Based on its own petroleum resources and infrastructure, Abu Dhabi already has in place a fully developed jet fuel supply chain and one of the BIOjet Abu Dhabi partners, Takreer, produces jet fuel at two local refineries. Takreer is developing its own aviation biofuel expertise and the demonstration flight undertaken by Etihad in January 2014 (see article) was powered by a plant-derived farnesane product that underwent final distillation at the Takreer Research Centre.
“The development of a biofuel supply chain complements our future plans to meet the rapidly growing demand for jet fuel at both a local and regional level,” said Takreer CEO Jasem Ali Al Sayegh.
The roadmap emphasises that biorefineries will need to be suitably located to provide economical transportation and delivery from feedstock production areas, with the three potential feedstock sources representing different transportation and delivery challenges.
Acknowledging that a substantial cost gap between petroleum fuels and their biofuel substitutes will remain in the early years until a viable scale of operations is reached, the partners say the infant aviation biofuel industry will need significant financial investment that in turn requires public policy support to level the playing field.
The roadmap concludes with an action plan on the next steps to be taken on feedstock supply and biorefinery development.
In a separate initiative involving Etihad Airways, the airline recently launched the Abu Dhabi Perfect Flight Program by conducting a fuel-optimised ‘perfect flight’ between Abu Dhabi and Washington DC. Over 30 stakeholders – including civil aviation authorities, airports, ground services and air navigation providers – were involved in the 11,000km flight of a Boeing 787 Dreamliner, one of the airline’s longest routes.
Using a number of fuel and emission-saving measures in the air and on the ground – such as optimised ground handling at both ends of the journey and maximising efficiency opportunities in route and altitude selection – the flight saved an estimated eight minutes on the route, 4,100 litres of fuel and 10,700kgs of carbon emissions compared to the same aircraft flying a normal flight plan.
“The significance of the environment to the aviation sector continues to grow and there is every indication that this will continue,” commented Saif Mohammed Al Suwaidi, Director General of the UAE General Civil Aviation Authority. “The Program offers a tremendous opportunity for more environmentally-friendly flights in the UAE aviation sector.”

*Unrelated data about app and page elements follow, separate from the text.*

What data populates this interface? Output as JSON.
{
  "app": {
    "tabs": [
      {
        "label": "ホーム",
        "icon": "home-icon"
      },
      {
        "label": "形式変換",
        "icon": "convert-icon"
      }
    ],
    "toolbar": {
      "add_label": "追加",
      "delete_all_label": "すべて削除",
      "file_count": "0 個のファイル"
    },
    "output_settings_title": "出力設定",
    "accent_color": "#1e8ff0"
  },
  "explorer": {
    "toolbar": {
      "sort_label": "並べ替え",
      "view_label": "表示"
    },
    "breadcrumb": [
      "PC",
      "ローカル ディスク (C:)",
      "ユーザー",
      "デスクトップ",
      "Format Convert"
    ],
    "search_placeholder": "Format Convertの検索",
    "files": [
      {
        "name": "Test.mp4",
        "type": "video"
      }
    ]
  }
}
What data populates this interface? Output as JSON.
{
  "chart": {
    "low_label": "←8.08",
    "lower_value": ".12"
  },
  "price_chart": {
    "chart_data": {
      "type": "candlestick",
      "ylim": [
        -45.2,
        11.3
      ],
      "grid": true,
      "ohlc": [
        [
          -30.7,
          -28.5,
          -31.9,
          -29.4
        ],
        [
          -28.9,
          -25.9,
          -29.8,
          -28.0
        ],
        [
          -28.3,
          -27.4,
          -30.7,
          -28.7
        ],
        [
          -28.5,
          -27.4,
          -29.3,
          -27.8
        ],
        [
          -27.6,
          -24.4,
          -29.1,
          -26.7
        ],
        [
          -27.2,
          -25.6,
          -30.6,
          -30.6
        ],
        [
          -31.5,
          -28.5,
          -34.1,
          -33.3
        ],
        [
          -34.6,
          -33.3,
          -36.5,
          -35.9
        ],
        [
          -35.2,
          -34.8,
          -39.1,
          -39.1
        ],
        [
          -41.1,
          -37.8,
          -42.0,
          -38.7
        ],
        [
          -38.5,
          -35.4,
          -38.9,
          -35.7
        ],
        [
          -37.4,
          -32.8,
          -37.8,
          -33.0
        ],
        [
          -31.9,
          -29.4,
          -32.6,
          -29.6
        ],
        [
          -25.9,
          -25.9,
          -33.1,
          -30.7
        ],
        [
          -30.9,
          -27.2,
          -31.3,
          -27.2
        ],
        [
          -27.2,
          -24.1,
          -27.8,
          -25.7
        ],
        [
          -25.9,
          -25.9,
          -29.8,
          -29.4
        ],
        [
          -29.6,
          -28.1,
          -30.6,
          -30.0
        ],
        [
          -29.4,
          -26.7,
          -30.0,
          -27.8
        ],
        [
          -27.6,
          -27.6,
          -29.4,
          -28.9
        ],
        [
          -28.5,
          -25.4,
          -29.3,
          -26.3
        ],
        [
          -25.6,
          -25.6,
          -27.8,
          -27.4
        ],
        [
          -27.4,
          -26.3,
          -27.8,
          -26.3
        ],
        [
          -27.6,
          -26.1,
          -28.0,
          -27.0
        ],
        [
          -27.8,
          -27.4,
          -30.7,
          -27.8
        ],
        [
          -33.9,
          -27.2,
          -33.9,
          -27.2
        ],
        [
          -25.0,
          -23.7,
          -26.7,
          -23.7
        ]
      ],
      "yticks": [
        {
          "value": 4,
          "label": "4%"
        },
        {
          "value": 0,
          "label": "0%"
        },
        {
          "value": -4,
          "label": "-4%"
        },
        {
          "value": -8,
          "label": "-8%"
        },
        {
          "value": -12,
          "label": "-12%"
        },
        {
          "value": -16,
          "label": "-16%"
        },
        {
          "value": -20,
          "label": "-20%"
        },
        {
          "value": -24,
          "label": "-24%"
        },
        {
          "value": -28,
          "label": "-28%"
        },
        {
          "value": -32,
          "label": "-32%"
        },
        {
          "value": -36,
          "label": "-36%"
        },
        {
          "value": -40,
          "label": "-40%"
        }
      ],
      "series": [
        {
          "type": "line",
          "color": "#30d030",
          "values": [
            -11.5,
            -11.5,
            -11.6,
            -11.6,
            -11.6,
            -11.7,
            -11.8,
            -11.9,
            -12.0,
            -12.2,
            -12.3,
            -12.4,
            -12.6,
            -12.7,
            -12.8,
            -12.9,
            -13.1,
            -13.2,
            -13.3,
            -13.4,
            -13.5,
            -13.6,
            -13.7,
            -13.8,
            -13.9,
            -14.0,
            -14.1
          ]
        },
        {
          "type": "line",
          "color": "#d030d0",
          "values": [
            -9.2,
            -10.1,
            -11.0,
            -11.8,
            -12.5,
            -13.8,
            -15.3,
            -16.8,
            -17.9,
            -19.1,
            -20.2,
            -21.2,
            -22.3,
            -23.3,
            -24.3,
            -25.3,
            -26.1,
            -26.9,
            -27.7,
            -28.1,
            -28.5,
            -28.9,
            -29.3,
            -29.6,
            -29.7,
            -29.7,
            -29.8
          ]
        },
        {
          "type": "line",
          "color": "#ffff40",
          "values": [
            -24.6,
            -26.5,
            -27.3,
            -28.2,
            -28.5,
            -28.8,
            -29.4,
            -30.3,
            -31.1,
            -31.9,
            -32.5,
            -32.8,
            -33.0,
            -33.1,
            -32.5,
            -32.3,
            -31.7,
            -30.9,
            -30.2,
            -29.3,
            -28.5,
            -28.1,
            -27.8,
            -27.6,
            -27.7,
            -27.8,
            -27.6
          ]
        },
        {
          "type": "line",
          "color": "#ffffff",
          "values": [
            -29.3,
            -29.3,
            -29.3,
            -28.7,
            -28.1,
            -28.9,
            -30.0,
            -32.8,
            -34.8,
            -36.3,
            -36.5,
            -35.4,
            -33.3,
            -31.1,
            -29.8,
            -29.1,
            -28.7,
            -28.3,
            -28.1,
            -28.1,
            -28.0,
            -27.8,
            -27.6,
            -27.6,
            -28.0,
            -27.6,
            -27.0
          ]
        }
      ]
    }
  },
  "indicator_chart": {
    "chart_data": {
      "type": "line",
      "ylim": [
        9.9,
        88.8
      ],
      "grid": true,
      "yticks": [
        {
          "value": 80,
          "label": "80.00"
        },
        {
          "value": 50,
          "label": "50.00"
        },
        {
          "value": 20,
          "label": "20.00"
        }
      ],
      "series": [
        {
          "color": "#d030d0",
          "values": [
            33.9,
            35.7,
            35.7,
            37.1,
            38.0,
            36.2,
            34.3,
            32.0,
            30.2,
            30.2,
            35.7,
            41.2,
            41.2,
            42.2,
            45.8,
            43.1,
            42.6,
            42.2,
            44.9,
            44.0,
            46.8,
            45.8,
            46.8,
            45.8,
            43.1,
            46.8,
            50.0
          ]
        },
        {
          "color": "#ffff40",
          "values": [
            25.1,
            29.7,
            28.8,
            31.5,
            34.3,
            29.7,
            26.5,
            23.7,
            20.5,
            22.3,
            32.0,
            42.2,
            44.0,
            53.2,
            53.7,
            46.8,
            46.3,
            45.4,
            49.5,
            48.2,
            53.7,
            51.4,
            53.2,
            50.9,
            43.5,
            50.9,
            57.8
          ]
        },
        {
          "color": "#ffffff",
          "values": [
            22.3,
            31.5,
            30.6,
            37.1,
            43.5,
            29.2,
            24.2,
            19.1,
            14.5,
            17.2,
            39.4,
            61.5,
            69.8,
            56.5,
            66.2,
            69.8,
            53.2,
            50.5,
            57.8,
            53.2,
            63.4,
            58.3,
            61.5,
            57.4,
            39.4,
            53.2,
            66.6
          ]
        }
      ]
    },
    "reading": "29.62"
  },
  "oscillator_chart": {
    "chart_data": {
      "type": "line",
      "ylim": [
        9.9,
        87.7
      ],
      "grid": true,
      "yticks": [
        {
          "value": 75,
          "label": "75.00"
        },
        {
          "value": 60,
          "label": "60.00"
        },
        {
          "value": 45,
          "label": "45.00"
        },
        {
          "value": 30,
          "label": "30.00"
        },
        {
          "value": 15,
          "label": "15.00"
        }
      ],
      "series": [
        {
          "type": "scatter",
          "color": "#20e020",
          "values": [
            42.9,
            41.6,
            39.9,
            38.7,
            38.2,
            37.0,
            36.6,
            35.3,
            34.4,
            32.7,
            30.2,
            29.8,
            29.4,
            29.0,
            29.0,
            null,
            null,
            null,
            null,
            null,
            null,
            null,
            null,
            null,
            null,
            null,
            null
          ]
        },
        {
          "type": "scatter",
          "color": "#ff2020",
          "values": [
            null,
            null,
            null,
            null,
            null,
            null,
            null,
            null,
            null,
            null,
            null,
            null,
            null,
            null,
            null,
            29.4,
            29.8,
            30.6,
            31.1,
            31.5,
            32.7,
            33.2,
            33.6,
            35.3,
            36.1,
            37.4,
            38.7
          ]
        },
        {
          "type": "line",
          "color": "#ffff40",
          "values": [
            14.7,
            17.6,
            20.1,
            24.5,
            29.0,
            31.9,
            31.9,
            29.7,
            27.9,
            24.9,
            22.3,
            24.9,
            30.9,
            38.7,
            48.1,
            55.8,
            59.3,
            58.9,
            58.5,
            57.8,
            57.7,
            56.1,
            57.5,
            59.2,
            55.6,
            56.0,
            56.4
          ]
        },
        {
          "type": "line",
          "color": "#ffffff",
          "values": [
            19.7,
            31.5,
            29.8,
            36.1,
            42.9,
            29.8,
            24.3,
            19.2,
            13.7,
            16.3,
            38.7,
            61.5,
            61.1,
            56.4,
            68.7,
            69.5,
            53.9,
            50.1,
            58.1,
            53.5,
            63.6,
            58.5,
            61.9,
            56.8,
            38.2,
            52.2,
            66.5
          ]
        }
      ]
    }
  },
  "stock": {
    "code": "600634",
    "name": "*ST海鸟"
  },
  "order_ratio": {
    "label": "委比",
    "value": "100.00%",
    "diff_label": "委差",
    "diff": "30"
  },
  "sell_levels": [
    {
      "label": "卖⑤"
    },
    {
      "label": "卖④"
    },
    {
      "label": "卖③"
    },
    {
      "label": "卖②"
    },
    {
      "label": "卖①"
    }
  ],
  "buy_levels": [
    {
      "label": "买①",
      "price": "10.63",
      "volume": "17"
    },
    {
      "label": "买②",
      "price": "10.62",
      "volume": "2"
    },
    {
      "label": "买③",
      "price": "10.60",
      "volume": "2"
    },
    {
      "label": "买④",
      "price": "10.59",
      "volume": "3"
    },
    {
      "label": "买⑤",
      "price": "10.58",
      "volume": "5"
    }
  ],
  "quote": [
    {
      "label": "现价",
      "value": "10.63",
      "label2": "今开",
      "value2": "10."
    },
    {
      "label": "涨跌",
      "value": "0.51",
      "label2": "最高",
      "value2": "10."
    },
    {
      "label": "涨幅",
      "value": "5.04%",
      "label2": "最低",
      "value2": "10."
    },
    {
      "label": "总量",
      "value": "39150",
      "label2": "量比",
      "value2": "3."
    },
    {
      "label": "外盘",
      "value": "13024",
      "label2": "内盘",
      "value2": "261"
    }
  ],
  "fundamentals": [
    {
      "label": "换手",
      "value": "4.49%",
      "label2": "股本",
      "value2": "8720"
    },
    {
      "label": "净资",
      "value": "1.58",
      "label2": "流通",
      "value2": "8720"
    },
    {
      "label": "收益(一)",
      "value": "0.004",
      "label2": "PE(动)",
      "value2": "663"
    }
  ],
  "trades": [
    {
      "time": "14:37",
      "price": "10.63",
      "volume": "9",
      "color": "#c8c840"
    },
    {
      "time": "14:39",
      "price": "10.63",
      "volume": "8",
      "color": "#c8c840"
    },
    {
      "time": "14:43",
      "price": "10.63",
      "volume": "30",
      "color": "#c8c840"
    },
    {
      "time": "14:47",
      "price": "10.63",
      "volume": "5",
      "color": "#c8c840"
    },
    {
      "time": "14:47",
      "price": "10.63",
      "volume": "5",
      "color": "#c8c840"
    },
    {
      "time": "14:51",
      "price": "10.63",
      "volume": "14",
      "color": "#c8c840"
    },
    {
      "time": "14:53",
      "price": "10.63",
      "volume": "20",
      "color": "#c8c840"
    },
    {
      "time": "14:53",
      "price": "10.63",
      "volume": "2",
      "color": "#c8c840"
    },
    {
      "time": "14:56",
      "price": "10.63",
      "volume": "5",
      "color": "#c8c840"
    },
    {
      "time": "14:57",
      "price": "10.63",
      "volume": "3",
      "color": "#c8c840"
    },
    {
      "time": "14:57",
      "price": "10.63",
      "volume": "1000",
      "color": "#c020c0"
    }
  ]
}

Launching the roadmap (L-R): Capt Richard Hill, Etihad Airways COO; Bernie Dunn, Boeing Middle East President; Fareed Mohammed al Jaberi, Takreer VP Supply Division; Sultan Al Hajji, Total E&P UAE VP & Chief Strategy Officer; and Dr Alejandro Rios Galvan, Director of the Sustainable Bioenergy Research Consortium & Professor of Practice at the Masdar Institute of Science and Technology
Etihad Airways was successful at the Abu Dhabi Sustainability Group’s first awards ceremony recently, where the airline received ‘Best Sustainability Communication Program’ award for the BIOjet initiative, and the ‘Sustainability Manager of the Year’ award went to Linden Coppell, Head of Sustainability at the airline. Pictured are (L-R) Huda Al Houqani, ADSG Director; H.E. Razan Khalifa Al Mubarak, Secretary General of Environment Agency Abu Dhabi; and Linden Coppell